What you will do |
Only a number is expected: how many lines in these records mention the word "aside"?

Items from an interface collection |

::::::

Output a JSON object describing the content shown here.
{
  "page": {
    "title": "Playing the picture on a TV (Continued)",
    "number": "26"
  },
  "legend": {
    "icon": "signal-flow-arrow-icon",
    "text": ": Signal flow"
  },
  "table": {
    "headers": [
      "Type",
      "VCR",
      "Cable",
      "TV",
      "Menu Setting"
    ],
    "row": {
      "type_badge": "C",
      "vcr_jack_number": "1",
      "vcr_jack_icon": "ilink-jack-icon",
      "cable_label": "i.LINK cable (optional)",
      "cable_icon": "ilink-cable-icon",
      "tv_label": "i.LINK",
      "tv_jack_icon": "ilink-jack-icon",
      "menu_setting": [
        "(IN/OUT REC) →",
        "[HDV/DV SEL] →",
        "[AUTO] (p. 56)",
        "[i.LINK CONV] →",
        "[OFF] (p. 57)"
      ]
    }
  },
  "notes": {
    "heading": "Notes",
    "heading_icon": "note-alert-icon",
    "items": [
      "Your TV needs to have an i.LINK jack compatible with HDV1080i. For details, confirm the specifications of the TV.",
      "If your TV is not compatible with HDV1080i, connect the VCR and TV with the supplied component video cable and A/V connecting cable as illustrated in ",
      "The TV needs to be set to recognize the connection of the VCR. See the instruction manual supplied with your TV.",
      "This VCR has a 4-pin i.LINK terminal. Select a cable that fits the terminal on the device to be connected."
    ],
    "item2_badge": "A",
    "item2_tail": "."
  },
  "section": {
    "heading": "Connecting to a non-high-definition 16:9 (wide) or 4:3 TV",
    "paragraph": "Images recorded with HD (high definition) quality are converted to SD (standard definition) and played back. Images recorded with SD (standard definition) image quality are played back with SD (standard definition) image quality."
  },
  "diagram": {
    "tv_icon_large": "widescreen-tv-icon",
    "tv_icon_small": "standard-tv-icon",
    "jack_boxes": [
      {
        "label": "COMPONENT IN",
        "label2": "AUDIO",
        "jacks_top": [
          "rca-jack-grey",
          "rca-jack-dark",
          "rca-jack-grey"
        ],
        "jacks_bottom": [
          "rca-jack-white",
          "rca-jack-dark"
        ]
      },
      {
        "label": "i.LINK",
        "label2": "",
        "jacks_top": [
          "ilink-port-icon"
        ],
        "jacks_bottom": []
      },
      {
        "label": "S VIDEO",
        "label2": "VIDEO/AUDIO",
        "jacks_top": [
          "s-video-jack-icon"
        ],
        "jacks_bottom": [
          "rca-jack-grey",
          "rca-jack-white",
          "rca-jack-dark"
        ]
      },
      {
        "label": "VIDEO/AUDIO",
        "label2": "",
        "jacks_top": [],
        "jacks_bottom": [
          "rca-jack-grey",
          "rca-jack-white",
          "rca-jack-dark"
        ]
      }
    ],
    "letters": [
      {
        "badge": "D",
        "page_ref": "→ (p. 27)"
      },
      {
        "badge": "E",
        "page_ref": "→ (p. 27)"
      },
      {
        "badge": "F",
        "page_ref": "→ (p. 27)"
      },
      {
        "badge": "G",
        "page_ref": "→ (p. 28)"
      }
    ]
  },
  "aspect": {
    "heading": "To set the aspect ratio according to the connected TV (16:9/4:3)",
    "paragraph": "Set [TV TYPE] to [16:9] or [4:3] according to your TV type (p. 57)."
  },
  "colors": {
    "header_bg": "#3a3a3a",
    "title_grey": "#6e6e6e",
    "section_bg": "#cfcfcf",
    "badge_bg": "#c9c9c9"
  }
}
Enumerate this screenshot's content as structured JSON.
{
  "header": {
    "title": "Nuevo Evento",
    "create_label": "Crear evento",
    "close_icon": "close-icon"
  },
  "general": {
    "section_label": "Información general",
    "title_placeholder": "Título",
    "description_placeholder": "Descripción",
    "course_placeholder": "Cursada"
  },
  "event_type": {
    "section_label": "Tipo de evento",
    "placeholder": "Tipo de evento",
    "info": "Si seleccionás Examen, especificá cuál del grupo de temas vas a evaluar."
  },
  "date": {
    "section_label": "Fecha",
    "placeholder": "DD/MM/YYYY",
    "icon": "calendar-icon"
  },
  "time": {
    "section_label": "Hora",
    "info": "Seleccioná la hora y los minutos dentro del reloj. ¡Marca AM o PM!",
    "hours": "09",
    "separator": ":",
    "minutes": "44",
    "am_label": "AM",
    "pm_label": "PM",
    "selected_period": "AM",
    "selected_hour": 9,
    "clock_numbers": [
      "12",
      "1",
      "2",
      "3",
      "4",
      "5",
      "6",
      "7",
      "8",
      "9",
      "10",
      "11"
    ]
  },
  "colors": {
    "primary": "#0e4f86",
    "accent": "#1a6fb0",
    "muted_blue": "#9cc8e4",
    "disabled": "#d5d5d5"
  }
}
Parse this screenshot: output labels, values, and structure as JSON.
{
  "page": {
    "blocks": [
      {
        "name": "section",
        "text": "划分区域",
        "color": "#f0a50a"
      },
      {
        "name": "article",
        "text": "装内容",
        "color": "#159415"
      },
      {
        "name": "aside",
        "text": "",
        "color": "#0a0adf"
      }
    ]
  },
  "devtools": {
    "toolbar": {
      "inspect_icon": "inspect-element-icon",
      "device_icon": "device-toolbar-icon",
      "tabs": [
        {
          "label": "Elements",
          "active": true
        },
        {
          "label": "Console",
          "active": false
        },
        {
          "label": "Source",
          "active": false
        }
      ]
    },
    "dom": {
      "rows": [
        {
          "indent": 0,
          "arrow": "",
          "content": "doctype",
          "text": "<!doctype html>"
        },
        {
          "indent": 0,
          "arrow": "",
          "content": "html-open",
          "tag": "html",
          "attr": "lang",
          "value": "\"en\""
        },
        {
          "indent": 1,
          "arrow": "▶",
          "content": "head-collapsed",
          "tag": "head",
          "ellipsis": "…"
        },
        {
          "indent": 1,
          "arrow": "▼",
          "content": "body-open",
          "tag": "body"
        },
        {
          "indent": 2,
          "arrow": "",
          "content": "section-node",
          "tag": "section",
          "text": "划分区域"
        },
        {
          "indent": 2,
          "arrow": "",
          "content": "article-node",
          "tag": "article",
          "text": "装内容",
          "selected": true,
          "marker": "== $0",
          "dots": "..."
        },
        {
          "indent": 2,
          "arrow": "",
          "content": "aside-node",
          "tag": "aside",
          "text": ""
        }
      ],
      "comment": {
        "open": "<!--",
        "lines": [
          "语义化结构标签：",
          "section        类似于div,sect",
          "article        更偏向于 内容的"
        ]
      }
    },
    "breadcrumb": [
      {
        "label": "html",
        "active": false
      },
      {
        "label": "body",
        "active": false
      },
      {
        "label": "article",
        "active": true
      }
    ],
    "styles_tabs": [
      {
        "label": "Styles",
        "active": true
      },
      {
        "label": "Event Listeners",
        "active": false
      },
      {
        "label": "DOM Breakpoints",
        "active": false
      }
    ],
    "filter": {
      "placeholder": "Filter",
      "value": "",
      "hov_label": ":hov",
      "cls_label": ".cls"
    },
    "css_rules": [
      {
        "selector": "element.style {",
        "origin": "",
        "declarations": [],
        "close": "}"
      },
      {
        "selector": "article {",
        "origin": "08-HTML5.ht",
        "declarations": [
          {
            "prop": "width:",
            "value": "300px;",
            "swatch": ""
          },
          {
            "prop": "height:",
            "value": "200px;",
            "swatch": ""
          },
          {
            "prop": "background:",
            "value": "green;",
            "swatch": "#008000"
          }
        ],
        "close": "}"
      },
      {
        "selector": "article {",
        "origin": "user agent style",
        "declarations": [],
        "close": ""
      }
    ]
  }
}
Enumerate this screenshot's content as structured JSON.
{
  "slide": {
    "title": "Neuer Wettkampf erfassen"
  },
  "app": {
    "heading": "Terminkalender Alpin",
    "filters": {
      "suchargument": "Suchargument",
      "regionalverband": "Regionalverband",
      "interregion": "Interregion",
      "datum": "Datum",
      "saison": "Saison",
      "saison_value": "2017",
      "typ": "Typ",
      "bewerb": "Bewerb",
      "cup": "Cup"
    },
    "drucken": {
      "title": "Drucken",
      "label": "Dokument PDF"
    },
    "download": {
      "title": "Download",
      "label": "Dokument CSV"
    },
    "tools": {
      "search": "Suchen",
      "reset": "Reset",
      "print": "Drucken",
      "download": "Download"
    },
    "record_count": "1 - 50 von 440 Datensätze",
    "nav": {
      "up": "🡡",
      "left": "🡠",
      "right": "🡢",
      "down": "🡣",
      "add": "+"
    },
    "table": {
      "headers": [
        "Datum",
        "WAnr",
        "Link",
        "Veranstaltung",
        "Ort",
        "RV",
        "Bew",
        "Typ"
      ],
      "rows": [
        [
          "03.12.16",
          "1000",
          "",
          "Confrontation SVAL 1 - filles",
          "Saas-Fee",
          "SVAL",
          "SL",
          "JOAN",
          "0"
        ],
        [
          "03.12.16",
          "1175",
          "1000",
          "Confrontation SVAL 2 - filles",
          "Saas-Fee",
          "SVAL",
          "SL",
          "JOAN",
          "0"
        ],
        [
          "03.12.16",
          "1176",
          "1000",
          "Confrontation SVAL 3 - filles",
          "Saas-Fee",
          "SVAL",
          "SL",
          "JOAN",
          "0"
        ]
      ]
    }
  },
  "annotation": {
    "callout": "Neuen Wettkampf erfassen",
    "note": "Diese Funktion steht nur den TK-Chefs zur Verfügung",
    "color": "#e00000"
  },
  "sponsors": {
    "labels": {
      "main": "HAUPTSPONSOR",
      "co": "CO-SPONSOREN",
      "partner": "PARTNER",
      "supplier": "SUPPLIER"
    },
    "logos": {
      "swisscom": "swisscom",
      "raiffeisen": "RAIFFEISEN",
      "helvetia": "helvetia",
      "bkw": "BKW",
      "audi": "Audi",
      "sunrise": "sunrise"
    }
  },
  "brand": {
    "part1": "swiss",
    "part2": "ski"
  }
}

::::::

Exercise response |
3